Data to use section start
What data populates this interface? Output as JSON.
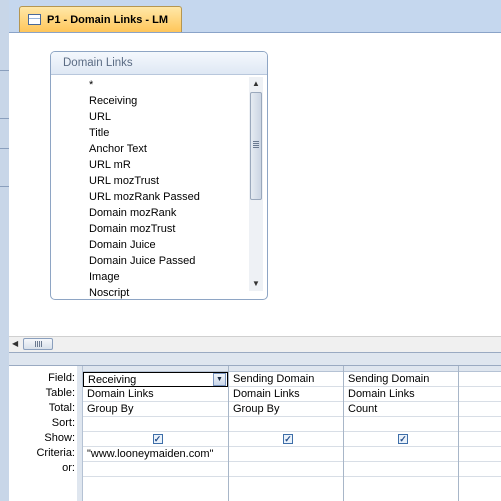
{
  "tab": {
    "title": "P1 - Domain Links - LM",
    "icon": "query-icon"
  },
  "field_list": {
    "title": "Domain Links",
    "fields": [
      "*",
      "Receiving",
      "URL",
      "Title",
      "Anchor Text",
      "URL mR",
      "URL mozTrust",
      "URL mozRank Passed",
      "Domain mozRank",
      "Domain mozTrust",
      "Domain Juice",
      "Domain Juice Passed",
      "Image",
      "Noscript"
    ]
  },
  "grid": {
    "row_labels": [
      "Field:",
      "Table:",
      "Total:",
      "Sort:",
      "Show:",
      "Criteria:",
      "or:"
    ],
    "columns": [
      {
        "field": "Receiving",
        "table": "Domain Links",
        "total": "Group By",
        "sort": "",
        "show": true,
        "criteria": "\"www.looneymaiden.com\"",
        "or": ""
      },
      {
        "field": "Sending Domain",
        "table": "Domain Links",
        "total": "Group By",
        "sort": "",
        "show": true,
        "criteria": "",
        "or": ""
      },
      {
        "field": "Sending Domain",
        "table": "Domain Links",
        "total": "Count",
        "sort": "",
        "show": true,
        "criteria": "",
        "or": ""
      }
    ]
  },
  "colors": {
    "tab_active": "#ffc65a",
    "chrome": "#c5d7ee"
  }
}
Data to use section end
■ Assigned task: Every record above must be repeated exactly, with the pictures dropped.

■ Output:
What data populates this interface? Output as JSON.
{
  "tab": {
    "title": "P1 - Domain Links - LM",
    "icon": "query-icon"
  },
  "field_list": {
    "title": "Domain Links",
    "fields": [
      "*",
      "Receiving",
      "URL",
      "Title",
      "Anchor Text",
      "URL mR",
      "URL mozTrust",
      "URL mozRank Passed",
      "Domain mozRank",
      "Domain mozTrust",
      "Domain Juice",
      "Domain Juice Passed",
      "Image",
      "Noscript"
    ]
  },
  "grid": {
    "row_labels": [
      "Field:",
      "Table:",
      "Total:",
      "Sort:",
      "Show:",
      "Criteria:",
      "or:"
    ],
    "columns": [
      {
        "field": "Receiving",
        "table": "Domain Links",
        "total": "Group By",
        "sort": "",
        "show": true,
        "criteria": "\"www.looneymaiden.com\"",
        "or": ""
      },
      {
        "field": "Sending Domain",
        "table": "Domain Links",
        "total": "Group By",
        "sort": "",
        "show": true,
        "criteria": "",
        "or": ""
      },
      {
        "field": "Sending Domain",
        "table": "Domain Links",
        "total": "Count",
        "sort": "",
        "show": true,
        "criteria": "",
        "or": ""
      }
    ]
  },
  "colors": {
    "tab_active": "#ffc65a",
    "chrome": "#c5d7ee"
  }
}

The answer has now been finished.